• **Assignment**
Your response should contain every line from the data below that holds the string "true".

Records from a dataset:
▼▼▼
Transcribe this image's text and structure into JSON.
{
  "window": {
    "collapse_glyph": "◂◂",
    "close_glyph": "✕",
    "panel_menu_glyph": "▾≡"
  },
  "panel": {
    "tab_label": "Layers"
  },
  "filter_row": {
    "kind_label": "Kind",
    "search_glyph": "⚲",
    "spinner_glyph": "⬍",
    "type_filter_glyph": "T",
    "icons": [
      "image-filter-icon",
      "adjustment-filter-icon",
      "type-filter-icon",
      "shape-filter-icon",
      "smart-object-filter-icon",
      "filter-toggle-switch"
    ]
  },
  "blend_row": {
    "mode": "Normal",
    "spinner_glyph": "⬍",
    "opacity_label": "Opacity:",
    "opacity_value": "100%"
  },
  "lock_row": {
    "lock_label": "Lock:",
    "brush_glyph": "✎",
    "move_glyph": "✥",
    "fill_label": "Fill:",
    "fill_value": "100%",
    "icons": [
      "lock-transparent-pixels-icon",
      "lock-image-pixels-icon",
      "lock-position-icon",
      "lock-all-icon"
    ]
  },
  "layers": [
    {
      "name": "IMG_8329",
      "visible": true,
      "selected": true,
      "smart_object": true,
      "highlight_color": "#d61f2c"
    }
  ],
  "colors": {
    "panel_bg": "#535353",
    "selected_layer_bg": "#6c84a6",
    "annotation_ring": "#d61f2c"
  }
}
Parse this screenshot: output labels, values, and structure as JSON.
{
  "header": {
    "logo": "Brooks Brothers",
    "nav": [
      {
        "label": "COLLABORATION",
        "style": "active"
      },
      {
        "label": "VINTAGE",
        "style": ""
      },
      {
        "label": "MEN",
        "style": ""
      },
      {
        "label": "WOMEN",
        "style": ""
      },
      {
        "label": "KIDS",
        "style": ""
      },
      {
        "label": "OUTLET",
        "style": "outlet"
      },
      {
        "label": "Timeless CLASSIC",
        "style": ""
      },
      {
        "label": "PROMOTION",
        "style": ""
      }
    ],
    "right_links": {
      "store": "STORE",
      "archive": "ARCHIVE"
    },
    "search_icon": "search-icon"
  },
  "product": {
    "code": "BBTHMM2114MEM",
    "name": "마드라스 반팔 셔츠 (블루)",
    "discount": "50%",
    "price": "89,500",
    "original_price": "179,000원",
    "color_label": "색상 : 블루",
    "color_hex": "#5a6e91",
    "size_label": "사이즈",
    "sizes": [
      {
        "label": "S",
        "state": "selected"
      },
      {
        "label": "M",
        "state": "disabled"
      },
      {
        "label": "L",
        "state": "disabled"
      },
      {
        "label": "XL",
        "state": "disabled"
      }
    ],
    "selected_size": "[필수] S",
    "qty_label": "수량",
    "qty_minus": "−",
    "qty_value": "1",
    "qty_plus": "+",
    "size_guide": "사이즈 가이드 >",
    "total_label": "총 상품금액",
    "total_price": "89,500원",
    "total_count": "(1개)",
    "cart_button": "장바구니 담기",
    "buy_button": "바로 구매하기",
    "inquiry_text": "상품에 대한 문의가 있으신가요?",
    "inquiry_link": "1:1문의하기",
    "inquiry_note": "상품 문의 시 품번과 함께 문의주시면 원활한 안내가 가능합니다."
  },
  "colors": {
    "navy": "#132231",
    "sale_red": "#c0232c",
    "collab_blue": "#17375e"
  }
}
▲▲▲
• **Solution to the problem**
      "visible": true,
      "selected": true,
      "smart_object": true,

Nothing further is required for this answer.